If I’m honest with myself, how much of the joy at seeing the babeling for the first time was to do with knowing the pain was over? A fair percentage I think, possibly 65 or higher…

I may even have thought, ‘It’s over! And I also get a baby to take home!’

The thing is, once it’s over I feel I have every right to never be in pain again. I’m far more indignant about any sort of medical procedure that might hurt than I would be if I hadn’t just given birth. Unfortunately, in my rush to get the babeling out before some horrible forceps did, I’d got a second degree tear.

My midwife was now a Ghanaian woman who we really liked (despite what follows). She was being supervised by a doctor who I remember as blond, English and white but babyfather insists was black and with a similar African accent to the midwife’s. (Babyfather was arguably more alert at the time.) The doctor looked at my tear and they had a quick debate about who was going to sew it up, during which I silently urged the midwife to let the doctor do it. My silent urging was ignored.

‘What about pain relief?’ I squeaked to the doctor before she left.

‘Oh, you’ll get a local anaesthetic,’ she said, ‘but I’d use the gas and air as well.’

The midwife got on with the local anaesthetic while I protested loudly. Having a needle stuck several times in an area that had just had a baby pushed through it and was effectively an open wound seemed downright sadistic.

‘Yes, it’s a very sensitive area,’ said the midwife while continuing to stab me.

I reached for the gas and air. It’s strange stuff, Entinox, which apparently works not by dulling the pain but making you think the pain doesn’t matter any more. The local anaesthetic worked quickly so I could only feel the tugging of the stitches without it hurting, but the gas and air seemed like a good precautionary measure.

‘This is great stuff. You should try some,’ I said to babyfather, who was holding the babeling and not giving me the attention I deserved.

He looked disapproving.

‘Don’t you remember my friend from uni? Her partner got through two canisters while she was giving birth.’

I floated away on a little cloud. Then,

‘Ow,’ I mentioned. ‘I can sort of feel that a bit.’

The midwife continued.

I puffed away but it was getting sorer.

‘Are you nearly finished?’ I wondered loudly.

‘I’m on it,’ said the midwife mysteriously.

‘OW! That REALLY hurts now! I think the injection has worn off!’

‘No, I didn’t inject this part,’ said the midwife calmly, and carried on.

‘Maybe we can just leave that bit to heal on its own!’ I suggested wildly.
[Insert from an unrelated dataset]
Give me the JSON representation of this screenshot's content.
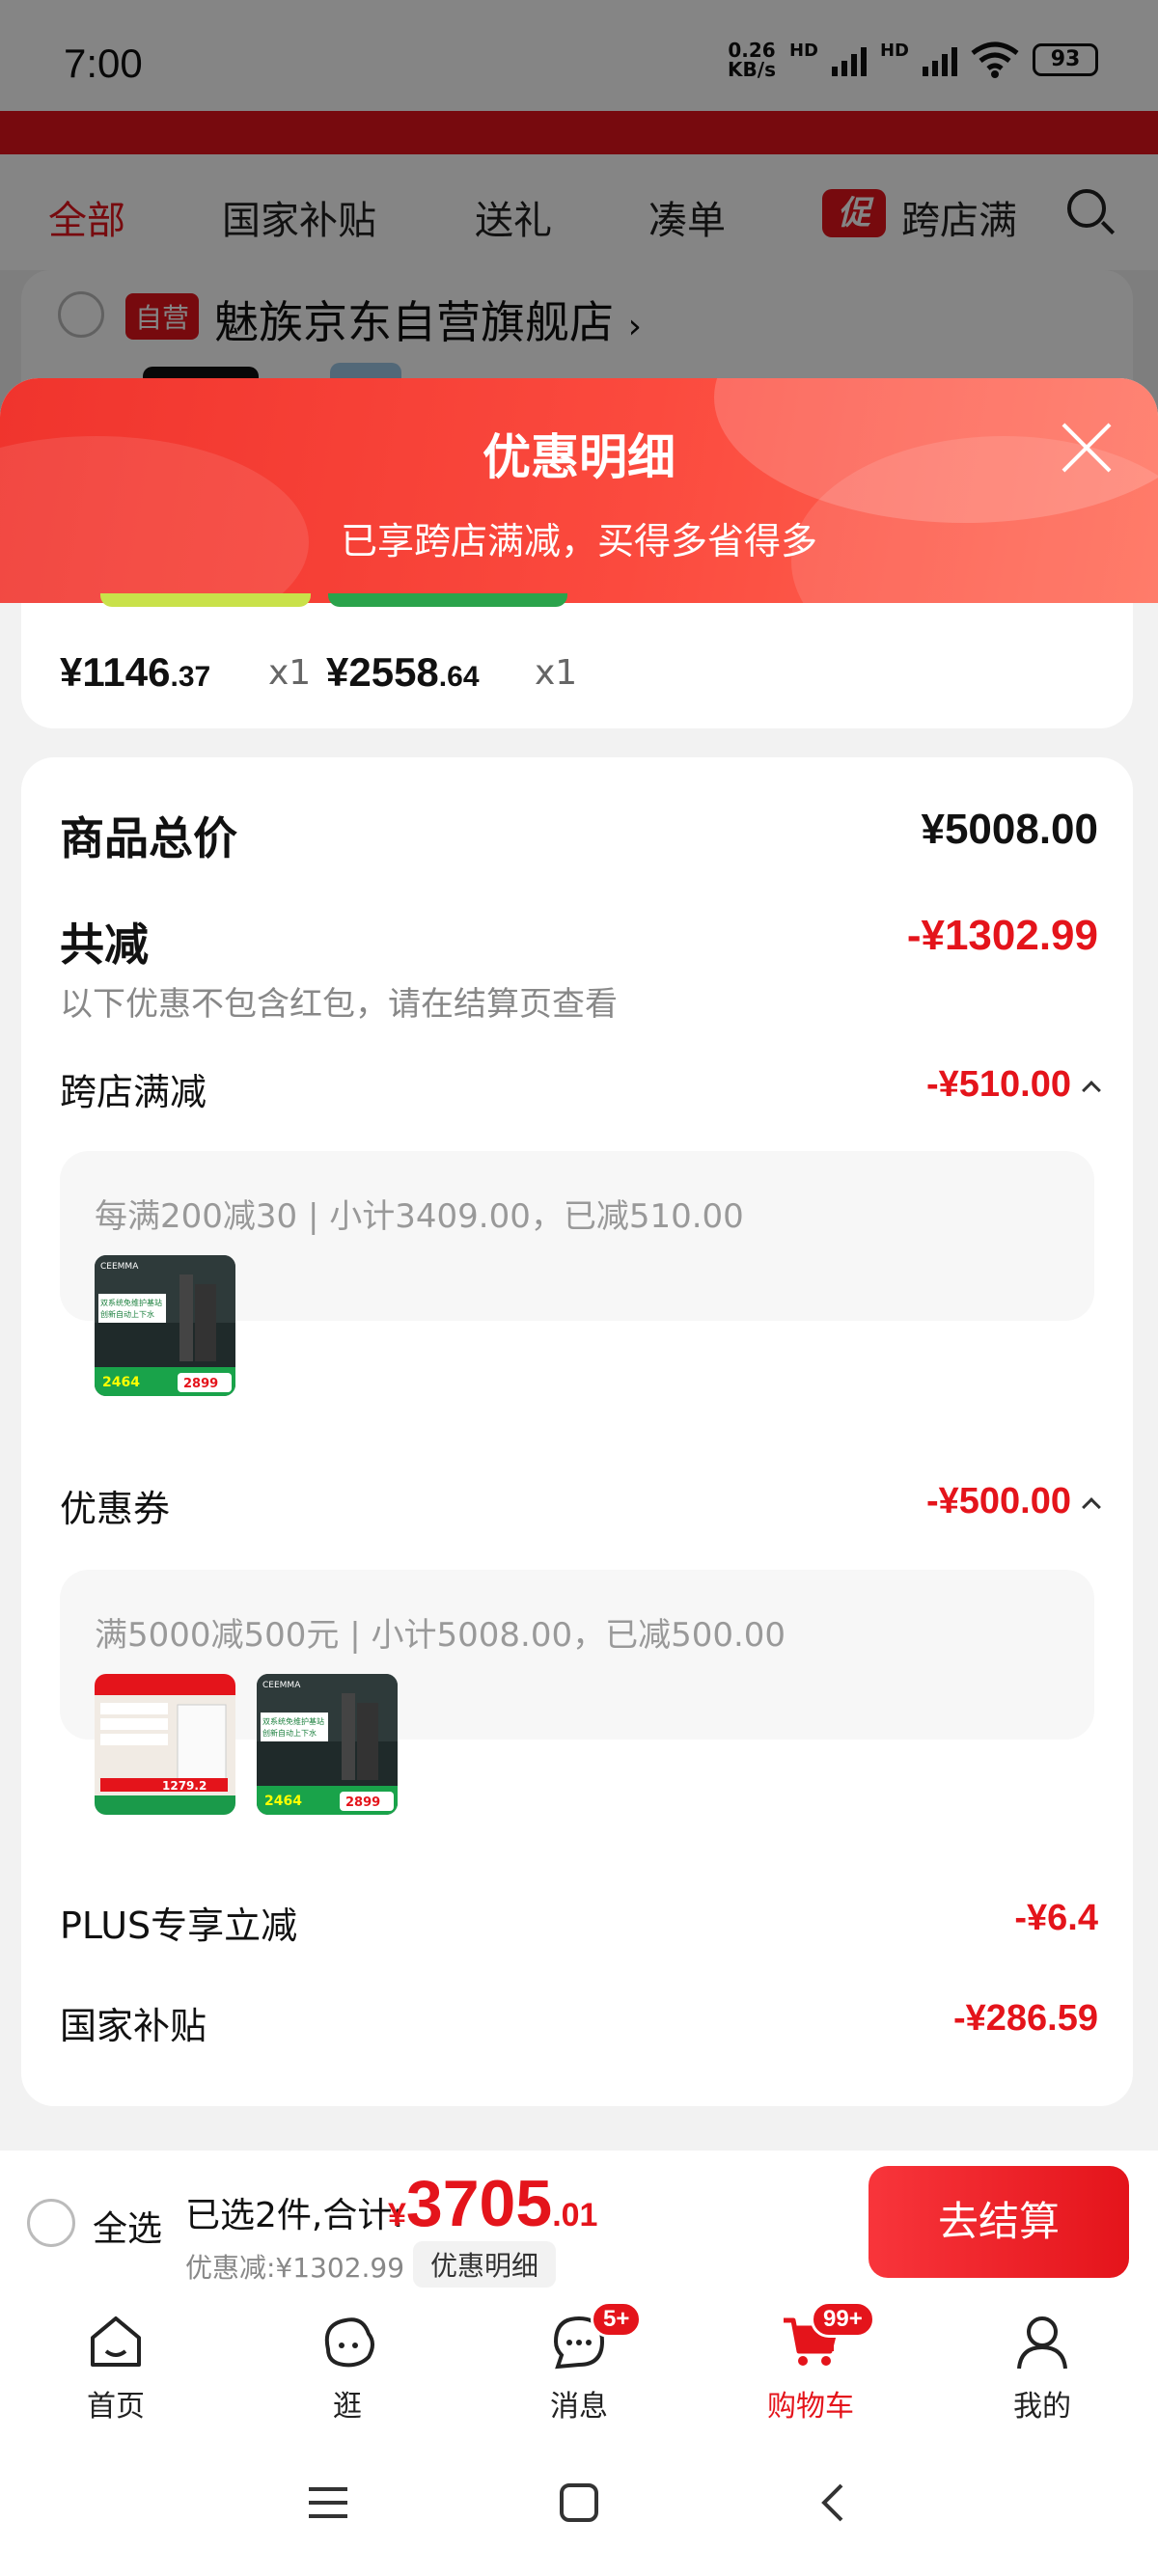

No-one takes you seriously when you’re in pain after the birth. Hollywood performances are fine during, but no-one seems to realise that you really, really don’t need any more pain afterwards.

‘Now, babymother, you know it’s the best thing for you,’ said babyfather misguidedly.

‘OW! Excuse me! Are you the one having stitches in your perineum? Are you?’

‘Er, you’re doing really well,’ he said.

I am not exaggerating when I say that the last three or four stitches were done without any anaesthetic at all. The gas and air made no difference whatsoever.

‘I’ll just check,’ said the midwife, ‘that I haven’t sewn up your back passage by mistake.’


Anyway, she hadn’t.

‘Now,’ she said, holding up a golf ball, ‘I’ll put this suppository in – it’s good for pain relief..’

‘I’ll be fine with oral pain relief thanks,’ I said.

So, that was the stitches, and I was lowering myself into chairs grimacing for seven days afterwards. Then breastfeeding was agony because a) well, why don’t you try hanging clothes pegs off your nipples? – any gender can do this and b) in the first few days it triggers contractions that were as strong as some of I’d had in the first stage of labour.

Apart from that it was fine.